Search the data for the word "items". Reproduce every line where it is found.
Top of ENTRIES PROVIDED
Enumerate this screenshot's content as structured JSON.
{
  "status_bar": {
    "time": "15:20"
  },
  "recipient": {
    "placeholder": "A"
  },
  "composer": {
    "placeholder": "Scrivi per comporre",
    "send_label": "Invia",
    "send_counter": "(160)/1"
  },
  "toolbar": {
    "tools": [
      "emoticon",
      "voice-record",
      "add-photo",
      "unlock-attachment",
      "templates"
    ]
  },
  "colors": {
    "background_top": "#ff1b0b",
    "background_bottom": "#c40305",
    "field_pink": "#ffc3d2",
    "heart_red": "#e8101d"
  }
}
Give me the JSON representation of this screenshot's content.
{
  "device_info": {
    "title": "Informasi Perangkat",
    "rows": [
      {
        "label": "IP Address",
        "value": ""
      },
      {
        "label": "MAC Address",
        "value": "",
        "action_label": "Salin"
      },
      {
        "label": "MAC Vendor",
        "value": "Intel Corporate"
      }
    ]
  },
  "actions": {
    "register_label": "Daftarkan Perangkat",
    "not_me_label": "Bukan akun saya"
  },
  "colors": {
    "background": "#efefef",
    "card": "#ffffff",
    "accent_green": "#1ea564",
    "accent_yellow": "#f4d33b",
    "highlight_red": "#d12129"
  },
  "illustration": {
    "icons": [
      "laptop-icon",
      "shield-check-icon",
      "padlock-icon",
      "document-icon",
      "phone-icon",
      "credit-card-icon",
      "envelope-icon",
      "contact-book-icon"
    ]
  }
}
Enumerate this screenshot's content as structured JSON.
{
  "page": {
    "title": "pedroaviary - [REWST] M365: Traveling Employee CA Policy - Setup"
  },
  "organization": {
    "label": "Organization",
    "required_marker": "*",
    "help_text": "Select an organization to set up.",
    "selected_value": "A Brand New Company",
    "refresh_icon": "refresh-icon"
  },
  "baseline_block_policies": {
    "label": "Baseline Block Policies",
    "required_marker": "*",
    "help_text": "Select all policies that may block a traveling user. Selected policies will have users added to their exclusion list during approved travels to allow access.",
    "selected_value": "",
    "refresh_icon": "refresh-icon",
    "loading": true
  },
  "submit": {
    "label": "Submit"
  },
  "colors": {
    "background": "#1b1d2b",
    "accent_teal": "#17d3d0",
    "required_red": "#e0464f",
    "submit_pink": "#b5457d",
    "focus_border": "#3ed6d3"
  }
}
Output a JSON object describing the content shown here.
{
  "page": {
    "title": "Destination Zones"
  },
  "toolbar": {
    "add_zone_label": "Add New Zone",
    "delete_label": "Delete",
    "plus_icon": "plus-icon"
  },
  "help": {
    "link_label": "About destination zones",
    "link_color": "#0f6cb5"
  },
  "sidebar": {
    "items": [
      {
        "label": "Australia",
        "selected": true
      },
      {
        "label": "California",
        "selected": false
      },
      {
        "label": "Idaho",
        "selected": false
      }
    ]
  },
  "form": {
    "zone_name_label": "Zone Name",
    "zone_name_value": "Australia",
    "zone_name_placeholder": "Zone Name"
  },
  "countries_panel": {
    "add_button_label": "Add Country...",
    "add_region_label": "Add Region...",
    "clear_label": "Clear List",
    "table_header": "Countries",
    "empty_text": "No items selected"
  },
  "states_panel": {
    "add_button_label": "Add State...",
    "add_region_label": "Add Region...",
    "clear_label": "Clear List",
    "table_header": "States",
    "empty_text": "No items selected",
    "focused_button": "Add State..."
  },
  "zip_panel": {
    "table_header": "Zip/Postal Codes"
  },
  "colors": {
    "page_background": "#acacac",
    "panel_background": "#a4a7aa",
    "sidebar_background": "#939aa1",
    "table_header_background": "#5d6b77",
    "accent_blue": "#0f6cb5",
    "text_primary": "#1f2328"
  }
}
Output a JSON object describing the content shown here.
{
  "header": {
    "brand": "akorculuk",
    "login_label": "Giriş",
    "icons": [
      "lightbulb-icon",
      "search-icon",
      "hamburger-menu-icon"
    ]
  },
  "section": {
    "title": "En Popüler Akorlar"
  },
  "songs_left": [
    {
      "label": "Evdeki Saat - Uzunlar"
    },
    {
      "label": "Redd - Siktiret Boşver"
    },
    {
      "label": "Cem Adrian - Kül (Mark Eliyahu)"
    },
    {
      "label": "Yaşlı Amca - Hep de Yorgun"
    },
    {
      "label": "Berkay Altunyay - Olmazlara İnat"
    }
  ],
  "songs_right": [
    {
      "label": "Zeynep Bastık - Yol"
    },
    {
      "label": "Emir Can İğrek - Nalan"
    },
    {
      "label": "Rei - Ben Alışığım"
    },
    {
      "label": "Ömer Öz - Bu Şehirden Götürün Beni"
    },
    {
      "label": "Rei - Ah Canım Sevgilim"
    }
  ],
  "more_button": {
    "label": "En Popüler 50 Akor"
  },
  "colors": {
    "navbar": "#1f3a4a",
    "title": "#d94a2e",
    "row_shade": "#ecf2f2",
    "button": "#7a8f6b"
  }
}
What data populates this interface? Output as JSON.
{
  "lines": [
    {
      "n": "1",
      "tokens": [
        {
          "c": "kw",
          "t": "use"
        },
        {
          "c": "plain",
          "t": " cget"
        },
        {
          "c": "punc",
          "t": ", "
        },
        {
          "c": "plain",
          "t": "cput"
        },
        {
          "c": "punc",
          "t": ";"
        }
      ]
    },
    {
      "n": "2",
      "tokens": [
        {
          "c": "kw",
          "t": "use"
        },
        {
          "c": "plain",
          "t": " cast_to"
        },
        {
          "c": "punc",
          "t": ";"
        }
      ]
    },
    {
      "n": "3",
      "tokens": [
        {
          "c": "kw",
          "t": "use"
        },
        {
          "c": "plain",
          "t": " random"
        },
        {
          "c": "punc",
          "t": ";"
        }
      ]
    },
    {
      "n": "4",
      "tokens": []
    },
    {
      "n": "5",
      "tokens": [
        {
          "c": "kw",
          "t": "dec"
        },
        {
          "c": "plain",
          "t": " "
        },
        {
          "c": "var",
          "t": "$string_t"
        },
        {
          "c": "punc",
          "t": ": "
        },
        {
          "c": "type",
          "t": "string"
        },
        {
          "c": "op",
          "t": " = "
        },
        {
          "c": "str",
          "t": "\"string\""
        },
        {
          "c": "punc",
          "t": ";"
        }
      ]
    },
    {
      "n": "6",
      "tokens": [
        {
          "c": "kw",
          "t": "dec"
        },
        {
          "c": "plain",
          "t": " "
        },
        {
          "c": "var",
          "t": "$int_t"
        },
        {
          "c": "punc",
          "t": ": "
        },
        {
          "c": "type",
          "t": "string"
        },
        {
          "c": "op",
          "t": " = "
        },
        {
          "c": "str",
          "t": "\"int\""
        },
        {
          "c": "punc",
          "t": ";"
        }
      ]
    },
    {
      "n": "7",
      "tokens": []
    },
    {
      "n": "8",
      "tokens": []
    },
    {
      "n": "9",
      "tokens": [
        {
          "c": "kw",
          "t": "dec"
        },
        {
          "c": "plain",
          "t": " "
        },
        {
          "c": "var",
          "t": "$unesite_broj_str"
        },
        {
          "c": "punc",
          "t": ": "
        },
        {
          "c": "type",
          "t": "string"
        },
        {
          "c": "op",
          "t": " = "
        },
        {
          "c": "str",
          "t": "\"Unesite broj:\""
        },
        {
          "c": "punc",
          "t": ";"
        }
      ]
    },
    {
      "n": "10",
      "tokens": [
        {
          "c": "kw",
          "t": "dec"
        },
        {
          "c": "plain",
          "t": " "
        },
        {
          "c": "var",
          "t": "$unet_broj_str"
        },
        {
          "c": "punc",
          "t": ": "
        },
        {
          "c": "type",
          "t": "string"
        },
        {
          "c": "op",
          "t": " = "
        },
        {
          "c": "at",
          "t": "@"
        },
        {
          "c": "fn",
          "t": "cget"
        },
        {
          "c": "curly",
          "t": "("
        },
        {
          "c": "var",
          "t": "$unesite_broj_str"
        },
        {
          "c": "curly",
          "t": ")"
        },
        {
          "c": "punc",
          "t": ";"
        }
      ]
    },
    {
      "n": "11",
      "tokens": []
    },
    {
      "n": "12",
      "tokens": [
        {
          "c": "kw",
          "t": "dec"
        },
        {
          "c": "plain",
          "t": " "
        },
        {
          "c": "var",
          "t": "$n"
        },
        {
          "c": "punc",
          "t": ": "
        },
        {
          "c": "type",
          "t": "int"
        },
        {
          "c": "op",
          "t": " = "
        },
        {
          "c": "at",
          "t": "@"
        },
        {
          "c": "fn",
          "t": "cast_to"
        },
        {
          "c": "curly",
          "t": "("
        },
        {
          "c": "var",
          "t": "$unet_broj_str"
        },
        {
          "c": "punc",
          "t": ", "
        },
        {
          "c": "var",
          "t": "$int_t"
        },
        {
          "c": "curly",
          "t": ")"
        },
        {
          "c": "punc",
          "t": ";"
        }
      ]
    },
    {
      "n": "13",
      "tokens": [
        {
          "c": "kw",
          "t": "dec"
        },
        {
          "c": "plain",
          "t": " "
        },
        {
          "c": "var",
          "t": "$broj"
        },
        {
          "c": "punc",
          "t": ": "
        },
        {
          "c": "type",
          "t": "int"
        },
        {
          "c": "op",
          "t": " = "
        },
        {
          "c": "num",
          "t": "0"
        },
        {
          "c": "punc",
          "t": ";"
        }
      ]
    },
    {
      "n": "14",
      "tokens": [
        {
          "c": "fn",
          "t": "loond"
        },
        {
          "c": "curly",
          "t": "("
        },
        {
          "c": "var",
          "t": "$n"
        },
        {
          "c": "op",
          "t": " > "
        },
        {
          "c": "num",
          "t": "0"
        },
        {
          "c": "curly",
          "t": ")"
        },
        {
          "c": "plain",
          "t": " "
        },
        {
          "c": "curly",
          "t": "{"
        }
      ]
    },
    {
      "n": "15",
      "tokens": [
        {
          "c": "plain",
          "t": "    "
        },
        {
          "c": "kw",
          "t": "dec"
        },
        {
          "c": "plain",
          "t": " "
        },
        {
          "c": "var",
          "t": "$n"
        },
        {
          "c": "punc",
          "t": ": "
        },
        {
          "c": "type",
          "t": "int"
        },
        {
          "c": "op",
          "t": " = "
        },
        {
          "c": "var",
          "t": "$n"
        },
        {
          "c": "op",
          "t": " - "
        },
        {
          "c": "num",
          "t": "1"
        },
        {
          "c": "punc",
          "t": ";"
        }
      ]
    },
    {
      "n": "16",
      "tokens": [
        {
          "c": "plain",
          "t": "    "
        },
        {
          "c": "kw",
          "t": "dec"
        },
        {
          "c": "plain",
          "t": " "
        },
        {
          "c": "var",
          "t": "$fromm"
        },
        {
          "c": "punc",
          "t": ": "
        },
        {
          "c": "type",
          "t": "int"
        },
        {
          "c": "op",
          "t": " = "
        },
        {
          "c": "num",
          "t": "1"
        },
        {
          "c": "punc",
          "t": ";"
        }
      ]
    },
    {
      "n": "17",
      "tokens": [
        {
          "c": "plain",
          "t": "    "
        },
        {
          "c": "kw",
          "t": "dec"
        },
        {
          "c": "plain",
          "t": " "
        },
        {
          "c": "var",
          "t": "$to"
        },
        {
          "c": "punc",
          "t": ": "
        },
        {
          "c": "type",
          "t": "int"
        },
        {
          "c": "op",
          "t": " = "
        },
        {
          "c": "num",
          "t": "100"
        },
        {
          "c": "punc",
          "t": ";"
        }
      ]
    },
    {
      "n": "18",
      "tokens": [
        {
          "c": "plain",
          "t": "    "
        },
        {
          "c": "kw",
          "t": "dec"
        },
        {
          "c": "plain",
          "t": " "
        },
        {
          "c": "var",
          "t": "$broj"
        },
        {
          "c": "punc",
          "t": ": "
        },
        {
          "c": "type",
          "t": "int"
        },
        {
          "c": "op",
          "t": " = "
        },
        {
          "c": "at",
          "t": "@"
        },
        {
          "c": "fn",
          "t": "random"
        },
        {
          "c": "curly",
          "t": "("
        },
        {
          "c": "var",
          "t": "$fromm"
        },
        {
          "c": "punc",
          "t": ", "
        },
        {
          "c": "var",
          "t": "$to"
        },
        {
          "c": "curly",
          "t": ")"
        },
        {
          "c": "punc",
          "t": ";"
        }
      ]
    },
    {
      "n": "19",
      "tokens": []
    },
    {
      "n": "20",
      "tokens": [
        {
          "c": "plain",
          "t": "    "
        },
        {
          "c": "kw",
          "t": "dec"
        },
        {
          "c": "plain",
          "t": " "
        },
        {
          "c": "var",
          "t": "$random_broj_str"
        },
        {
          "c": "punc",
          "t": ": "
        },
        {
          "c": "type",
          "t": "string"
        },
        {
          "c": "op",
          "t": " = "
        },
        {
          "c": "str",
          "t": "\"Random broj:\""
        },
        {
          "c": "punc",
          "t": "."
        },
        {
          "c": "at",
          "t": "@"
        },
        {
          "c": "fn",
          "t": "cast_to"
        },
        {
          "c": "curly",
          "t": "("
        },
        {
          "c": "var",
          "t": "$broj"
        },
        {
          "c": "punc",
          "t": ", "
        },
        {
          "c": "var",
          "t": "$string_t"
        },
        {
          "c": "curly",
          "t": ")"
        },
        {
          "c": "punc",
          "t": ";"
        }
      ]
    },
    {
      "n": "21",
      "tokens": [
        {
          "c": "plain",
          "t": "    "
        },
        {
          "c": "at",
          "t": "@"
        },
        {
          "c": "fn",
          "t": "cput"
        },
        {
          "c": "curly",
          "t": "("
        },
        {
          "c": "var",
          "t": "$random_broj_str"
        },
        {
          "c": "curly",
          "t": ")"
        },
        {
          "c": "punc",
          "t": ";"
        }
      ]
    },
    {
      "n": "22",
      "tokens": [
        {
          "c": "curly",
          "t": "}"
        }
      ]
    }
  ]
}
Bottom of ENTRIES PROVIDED
» YOUR SOLUTION
    "items": [
    "empty_text": "No items selected"
    "empty_text": "No items selected",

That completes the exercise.